Bake cake in a 9x13 in. pan according to instructions on box. Cool completely on a wire rack. Once cake has cooled divided into 8 rectangular pieces. Crumble cake by rubbing two pieces together over a large bowl. Once all the cake is crumbled, run a fork through the bowl to break up any large pieces.


Mix thoroughly with 3/4 can of frosting. Use the back of a large spoon to combine the cake and frosting. To make the reindeer, mold the mixture into 24 balls and place on a cookie sheet covered with wax paper. Freeze for 15 minutes and then transfer to the fridge until ready to use. Use the remainder of the mixture to make the Christmas trees. Mold into 24 cone shapes, instead of balls and freeze. Transfer to the fridge after 15 minutes.


To make the reindeer, melt the chocolate candy coating in a large, deep microwave-safe bowl according to package instructions. Remove several cake balls from the fridge at a time. Dip a lollipop stick into the candy coating and push about half way through a ball. Dunk the cake ball into the candy coating, making sure the entire thing is covered, and pull out in one swift motion. To remove the excess coating, hold the cake pop horizontally in the left hand, using the right hand to lightly tap the left wrist.

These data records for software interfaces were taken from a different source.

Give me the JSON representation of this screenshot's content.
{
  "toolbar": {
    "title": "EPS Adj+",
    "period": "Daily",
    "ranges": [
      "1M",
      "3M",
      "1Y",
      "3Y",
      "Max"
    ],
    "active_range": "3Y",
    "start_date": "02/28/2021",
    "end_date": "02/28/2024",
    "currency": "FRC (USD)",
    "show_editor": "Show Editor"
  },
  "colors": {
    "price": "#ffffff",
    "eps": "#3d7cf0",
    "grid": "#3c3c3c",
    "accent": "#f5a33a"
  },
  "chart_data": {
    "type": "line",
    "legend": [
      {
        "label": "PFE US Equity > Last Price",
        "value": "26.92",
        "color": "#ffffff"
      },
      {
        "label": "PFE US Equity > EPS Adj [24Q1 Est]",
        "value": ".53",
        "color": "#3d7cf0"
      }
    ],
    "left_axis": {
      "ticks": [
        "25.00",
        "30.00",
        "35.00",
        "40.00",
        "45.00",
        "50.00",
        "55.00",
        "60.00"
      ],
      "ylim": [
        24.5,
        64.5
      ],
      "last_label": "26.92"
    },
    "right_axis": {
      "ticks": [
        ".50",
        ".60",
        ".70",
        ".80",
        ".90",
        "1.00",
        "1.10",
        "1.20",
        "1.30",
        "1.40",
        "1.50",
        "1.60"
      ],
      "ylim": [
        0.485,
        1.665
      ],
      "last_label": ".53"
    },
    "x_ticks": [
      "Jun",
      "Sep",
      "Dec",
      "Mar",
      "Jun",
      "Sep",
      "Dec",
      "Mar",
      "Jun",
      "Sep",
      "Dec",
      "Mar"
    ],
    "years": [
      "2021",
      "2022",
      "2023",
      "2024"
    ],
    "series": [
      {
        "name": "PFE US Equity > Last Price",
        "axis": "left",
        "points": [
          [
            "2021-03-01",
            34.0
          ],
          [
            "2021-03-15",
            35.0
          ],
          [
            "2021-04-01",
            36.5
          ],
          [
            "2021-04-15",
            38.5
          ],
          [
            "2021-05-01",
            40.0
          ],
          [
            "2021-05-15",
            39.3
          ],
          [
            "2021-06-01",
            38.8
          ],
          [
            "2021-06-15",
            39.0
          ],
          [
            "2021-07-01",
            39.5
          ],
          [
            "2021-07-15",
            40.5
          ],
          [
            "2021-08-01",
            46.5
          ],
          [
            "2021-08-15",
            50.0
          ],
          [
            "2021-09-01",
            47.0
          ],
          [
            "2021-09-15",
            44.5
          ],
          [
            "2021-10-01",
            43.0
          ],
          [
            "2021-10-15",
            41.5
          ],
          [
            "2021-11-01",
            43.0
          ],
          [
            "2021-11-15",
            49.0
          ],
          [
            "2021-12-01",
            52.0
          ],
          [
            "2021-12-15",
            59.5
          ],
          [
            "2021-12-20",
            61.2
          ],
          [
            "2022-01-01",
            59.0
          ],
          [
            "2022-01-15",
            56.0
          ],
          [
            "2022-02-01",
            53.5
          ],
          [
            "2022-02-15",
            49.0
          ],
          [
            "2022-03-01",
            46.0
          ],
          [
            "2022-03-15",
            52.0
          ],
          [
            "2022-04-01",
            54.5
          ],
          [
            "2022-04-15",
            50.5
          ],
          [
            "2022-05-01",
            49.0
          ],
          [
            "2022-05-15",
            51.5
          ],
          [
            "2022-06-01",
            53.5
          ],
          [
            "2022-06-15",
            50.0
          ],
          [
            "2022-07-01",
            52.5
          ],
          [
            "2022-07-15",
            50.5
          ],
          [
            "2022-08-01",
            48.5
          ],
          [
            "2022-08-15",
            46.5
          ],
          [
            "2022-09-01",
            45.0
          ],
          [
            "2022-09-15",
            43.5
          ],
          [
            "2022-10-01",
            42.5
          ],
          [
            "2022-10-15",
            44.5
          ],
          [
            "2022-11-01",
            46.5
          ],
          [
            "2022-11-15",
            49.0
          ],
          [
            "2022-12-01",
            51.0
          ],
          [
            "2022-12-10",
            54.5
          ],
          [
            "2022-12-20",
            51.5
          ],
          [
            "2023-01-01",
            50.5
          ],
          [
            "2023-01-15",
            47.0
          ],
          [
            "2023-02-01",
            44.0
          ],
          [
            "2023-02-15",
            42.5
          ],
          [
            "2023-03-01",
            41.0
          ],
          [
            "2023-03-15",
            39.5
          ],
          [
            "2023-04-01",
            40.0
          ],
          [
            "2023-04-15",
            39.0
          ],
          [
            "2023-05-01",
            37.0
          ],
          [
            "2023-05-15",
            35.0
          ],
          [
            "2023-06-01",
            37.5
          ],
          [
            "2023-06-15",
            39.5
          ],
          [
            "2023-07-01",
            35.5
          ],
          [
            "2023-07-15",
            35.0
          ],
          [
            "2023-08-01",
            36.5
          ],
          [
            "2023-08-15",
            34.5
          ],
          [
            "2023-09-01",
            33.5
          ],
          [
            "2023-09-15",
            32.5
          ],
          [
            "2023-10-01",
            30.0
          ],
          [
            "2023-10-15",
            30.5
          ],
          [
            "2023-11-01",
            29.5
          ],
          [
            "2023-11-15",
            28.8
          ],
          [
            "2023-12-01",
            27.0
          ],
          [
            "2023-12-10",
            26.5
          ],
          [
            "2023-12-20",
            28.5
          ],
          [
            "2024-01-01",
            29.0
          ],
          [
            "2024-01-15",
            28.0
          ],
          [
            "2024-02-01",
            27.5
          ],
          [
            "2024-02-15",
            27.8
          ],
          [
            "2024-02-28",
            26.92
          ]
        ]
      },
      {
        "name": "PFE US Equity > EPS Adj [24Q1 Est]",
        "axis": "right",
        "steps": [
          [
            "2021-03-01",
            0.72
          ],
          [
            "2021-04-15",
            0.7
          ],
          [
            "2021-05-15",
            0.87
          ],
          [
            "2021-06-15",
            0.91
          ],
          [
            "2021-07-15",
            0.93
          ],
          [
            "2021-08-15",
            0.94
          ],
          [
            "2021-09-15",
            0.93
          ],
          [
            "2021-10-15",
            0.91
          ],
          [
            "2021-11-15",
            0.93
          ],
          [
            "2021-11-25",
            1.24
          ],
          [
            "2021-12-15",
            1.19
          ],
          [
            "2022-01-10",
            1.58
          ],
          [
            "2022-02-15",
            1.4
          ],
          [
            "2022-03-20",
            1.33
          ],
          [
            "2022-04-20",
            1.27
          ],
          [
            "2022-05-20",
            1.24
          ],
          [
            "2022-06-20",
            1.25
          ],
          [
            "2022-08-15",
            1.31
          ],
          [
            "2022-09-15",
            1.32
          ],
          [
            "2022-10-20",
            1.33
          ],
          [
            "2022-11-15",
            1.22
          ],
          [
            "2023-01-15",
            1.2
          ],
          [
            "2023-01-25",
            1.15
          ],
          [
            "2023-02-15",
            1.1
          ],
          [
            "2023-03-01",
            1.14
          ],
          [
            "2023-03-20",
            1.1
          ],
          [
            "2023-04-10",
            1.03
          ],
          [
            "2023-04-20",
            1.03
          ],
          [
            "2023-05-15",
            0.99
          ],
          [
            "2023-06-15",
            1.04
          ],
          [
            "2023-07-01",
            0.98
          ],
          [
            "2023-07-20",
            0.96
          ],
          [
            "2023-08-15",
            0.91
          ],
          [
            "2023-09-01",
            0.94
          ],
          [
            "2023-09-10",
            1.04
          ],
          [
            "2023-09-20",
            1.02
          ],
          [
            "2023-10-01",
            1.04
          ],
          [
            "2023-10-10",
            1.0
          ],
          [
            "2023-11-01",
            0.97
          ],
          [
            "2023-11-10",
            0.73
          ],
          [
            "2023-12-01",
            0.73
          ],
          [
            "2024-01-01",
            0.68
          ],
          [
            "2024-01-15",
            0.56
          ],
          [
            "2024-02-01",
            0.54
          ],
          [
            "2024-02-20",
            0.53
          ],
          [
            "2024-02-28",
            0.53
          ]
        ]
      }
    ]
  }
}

Tap the left wrist quickly to remove the excess coating before it dries

Immediately stick the cake pop into the styrofoam block and quickly press on two pretzels for the antlers (Bakerella uses E, F and Y-shaped ABC pretzels from World Market, but if you can't find those, just get regular pretzels and break them to make it work, that's what I did). Hold in place until the candy coating sets and the pretzels stand on their own. Let stand until completely dry.

Apply a small amount of candy coating to an M&M for the reindeer's nose. Hold on the front of the cake pop until the coating sets. Draw small black dots on two white sprinkles for the eyes. Apply a small amount of candy coating using a toothpick and hold each sprinkle on the pop until dry. Use the edible marker to draw a mouth on the reindeer. Smile and repeat.

Oh hey, Rudolph!

To make the Christmas trees, melt the green candy coating in a large, deep microwave-safe bowl according to package instructions. Remove several cake cones from the fridge at a time. Dip a lollipop stick into the candy coating and push about half way through the cone. Dunk the cake cone into the candy coating, making sure the whole thing is covered, and pull out in one swift motion. To remove the excess coating, hold the cake pop horizontally in the left hand, using the right hand to lightly tap the left wrist. Drag a toothpick through the wet coating to create the branches. Place a star on the top and hold until the candy coating sets. Allow to dry completely.


Use small amounts of candy coating and a toothpick to attach the rainbow chips sprinkles to the branches. Allow to dry completely in the styrofoam block.

Santa loves Cake Pops!

Source: Bakerella

5 comments:

  1. Love them. You did great.

    Bakerella

    ReplyDelete
  2. Tried one! These were adorable, festive AND yummy.

    ReplyDelete
  3. Ditto to Emily! Super yummy and perfect for the holidays!

    ReplyDelete
  4. Nice job explaining to the novice. I will be following you from now on. THank you for making it easy with step by step directions.

    ReplyDelete